> _Task_:
I would like the listing below retyped exactly, line by line.
———
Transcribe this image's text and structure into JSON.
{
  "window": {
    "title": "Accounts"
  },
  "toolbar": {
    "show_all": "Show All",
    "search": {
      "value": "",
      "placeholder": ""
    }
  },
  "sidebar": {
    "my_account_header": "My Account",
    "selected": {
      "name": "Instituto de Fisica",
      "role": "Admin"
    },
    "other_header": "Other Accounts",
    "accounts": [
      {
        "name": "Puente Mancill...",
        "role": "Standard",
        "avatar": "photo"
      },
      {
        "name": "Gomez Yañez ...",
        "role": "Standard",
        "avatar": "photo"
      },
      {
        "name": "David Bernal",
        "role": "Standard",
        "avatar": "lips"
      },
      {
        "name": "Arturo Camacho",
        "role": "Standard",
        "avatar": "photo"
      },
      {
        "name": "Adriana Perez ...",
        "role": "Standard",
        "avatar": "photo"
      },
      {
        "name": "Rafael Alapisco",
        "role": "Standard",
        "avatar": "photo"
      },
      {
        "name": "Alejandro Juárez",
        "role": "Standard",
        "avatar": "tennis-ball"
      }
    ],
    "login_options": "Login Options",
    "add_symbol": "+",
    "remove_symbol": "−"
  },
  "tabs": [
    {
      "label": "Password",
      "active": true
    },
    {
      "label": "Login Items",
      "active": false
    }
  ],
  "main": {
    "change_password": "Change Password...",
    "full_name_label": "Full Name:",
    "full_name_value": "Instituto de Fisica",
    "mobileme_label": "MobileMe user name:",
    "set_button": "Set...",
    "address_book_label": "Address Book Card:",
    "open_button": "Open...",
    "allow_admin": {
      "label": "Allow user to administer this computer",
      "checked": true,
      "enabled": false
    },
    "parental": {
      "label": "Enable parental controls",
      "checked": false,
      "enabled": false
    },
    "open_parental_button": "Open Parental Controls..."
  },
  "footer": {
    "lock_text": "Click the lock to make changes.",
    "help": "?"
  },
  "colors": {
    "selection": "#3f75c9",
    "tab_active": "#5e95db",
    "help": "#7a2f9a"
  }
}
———
> _Problem solution_:
Transcribe this image's text and structure into JSON.
{
  "window": {
    "title": "Accounts"
  },
  "toolbar": {
    "show_all": "Show All",
    "search": {
      "value": "",
      "placeholder": ""
    }
  },
  "sidebar": {
    "my_account_header": "My Account",
    "selected": {
      "name": "Instituto de Fisica",
      "role": "Admin"
    },
    "other_header": "Other Accounts",
    "accounts": [
      {
        "name": "Puente Mancill...",
        "role": "Standard",
        "avatar": "photo"
      },
      {
        "name": "Gomez Yañez ...",
        "role": "Standard",
        "avatar": "photo"
      },
      {
        "name": "David Bernal",
        "role": "Standard",
        "avatar": "lips"
      },
      {
        "name": "Arturo Camacho",
        "role": "Standard",
        "avatar": "photo"
      },
      {
        "name": "Adriana Perez ...",
        "role": "Standard",
        "avatar": "photo"
      },
      {
        "name": "Rafael Alapisco",
        "role": "Standard",
        "avatar": "photo"
      },
      {
        "name": "Alejandro Juárez",
        "role": "Standard",
        "avatar": "tennis-ball"
      }
    ],
    "login_options": "Login Options",
    "add_symbol": "+",
    "remove_symbol": "−"
  },
  "tabs": [
    {
      "label": "Password",
      "active": true
    },
    {
      "label": "Login Items",
      "active": false
    }
  ],
  "main": {
    "change_password": "Change Password...",
    "full_name_label": "Full Name:",
    "full_name_value": "Instituto de Fisica",
    "mobileme_label": "MobileMe user name:",
    "set_button": "Set...",
    "address_book_label": "Address Book Card:",
    "open_button": "Open...",
    "allow_admin": {
      "label": "Allow user to administer this computer",
      "checked": true,
      "enabled": false
    },
    "parental": {
      "label": "Enable parental controls",
      "checked": false,
      "enabled": false
    },
    "open_parental_button": "Open Parental Controls..."
  },
  "footer": {
    "lock_text": "Click the lock to make changes.",
    "help": "?"
  },
  "colors": {
    "selection": "#3f75c9",
    "tab_active": "#5e95db",
    "help": "#7a2f9a"
  }
}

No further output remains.